Initial employee meetings are prime opportunities to inform people, engage them in the transition process, and answer any questions they may have. Therefore, these sessions should be planned carefully.
When it comes to sharing information, it’s a “pay now or pay later” proposition. Time invested up front in communications is time wisely spent. Without adequate information, people will cook up all sorts of wild rumors that create unnecessary stress.
It’s important to remember that mergers and acquisitions are not democratic processes. Employees don’t have a say in the deal and they don’t get to vote on things that matter to them. In fact, most acquired employees feel that the deal is being done “to them” instead of “with them.” To help them feel more engaged and involved in the process, it’s critical that you schedule meetings to address their predictable questions and concerns. But it’s not only acquired employees who have issues. People on the acquiring side usually experience changes as a result of the deal as well. Therefore, it’s important to communicate simultaneously with employees on both sides of the deal.

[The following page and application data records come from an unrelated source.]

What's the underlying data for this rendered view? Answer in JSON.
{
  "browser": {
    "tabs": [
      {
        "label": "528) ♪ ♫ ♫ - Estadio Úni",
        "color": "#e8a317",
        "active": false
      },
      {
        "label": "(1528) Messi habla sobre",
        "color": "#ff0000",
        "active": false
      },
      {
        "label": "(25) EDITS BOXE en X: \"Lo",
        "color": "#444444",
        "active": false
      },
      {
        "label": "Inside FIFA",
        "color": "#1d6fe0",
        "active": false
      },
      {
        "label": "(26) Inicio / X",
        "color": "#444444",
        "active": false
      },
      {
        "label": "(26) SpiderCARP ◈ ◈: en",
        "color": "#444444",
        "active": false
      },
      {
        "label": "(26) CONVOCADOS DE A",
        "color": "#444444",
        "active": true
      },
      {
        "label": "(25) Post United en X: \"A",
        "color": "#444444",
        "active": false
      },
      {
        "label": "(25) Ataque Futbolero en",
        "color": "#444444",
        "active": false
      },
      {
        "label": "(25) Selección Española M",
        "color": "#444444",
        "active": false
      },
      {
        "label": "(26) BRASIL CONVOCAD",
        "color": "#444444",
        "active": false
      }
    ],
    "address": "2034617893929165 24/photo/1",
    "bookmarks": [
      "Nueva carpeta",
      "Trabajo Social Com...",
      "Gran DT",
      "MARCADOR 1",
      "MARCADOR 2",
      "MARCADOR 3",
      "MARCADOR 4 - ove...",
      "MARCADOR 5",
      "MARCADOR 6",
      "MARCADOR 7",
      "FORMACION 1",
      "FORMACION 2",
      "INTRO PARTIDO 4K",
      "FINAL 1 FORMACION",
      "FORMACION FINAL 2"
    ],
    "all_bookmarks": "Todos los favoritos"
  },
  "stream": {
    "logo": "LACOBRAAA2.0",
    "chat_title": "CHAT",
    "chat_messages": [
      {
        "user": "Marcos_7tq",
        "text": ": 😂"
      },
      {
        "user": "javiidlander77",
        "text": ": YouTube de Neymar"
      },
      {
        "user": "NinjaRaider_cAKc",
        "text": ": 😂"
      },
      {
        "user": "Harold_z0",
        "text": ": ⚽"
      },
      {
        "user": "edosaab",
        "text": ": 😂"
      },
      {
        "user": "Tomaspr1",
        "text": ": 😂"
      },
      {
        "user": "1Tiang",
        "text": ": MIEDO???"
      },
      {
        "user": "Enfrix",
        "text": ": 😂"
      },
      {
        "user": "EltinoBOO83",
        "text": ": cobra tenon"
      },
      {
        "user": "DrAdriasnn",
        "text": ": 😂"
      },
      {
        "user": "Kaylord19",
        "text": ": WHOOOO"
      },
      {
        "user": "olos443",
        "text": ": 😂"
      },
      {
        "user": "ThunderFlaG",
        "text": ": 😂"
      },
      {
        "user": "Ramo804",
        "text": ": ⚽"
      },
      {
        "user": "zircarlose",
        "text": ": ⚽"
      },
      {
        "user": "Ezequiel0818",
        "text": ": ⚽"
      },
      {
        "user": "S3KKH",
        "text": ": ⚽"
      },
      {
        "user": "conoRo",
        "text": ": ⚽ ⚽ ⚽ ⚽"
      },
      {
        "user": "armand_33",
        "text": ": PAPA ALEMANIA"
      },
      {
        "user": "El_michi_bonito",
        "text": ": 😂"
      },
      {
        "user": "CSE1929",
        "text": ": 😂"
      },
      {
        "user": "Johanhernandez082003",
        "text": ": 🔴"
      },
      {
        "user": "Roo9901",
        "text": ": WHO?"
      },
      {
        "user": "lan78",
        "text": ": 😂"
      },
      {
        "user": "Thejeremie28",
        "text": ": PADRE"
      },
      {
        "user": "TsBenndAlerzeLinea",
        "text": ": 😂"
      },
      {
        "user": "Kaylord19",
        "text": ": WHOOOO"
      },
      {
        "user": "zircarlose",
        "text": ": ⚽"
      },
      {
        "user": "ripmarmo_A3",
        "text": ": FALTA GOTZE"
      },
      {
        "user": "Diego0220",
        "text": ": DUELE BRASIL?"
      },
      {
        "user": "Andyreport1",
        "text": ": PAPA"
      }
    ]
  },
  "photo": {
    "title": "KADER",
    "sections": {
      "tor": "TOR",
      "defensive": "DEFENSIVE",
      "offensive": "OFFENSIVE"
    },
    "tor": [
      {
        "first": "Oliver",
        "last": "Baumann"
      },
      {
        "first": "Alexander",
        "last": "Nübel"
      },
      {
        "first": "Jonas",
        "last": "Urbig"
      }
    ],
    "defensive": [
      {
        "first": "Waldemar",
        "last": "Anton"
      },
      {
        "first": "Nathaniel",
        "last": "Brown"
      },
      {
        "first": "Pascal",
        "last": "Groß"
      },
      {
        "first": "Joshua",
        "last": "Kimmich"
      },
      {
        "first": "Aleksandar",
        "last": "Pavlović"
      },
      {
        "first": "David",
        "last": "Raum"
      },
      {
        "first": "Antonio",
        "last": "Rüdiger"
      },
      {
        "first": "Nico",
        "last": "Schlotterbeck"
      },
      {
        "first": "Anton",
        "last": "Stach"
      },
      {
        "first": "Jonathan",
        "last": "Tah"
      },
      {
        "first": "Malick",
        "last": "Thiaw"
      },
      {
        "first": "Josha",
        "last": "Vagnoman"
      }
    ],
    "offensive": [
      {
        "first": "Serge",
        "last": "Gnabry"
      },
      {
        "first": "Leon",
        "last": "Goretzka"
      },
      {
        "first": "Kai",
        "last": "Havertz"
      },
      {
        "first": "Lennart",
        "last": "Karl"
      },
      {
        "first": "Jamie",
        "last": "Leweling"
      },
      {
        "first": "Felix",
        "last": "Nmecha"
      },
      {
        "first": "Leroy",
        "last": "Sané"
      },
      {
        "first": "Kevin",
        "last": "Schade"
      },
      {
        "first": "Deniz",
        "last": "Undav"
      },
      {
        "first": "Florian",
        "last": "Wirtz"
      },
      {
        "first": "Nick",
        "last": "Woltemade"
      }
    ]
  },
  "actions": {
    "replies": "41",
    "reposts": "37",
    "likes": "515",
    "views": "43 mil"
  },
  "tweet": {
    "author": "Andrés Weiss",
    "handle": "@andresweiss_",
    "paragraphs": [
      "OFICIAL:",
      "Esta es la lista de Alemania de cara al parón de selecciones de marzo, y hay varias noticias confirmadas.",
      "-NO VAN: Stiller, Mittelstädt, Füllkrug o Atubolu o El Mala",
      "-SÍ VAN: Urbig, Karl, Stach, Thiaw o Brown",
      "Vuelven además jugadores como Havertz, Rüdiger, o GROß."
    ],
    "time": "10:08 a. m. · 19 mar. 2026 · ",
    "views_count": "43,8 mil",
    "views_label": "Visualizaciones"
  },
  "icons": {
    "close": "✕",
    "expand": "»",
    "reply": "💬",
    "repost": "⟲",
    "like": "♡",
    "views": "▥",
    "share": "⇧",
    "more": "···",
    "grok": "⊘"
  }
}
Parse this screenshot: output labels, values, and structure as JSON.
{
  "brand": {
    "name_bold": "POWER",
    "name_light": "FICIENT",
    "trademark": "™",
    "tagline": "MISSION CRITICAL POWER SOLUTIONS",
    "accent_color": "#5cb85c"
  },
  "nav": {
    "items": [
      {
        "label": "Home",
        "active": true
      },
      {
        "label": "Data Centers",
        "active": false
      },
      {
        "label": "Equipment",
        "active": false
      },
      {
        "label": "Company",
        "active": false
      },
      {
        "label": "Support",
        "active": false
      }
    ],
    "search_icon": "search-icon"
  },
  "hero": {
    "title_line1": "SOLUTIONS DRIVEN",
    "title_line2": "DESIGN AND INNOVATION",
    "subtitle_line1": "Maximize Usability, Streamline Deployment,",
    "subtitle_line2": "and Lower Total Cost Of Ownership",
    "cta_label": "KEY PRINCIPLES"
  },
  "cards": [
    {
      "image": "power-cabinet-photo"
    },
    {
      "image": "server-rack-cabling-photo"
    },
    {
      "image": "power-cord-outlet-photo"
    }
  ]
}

When planning for meetings, managers should remember that it is okay to say ...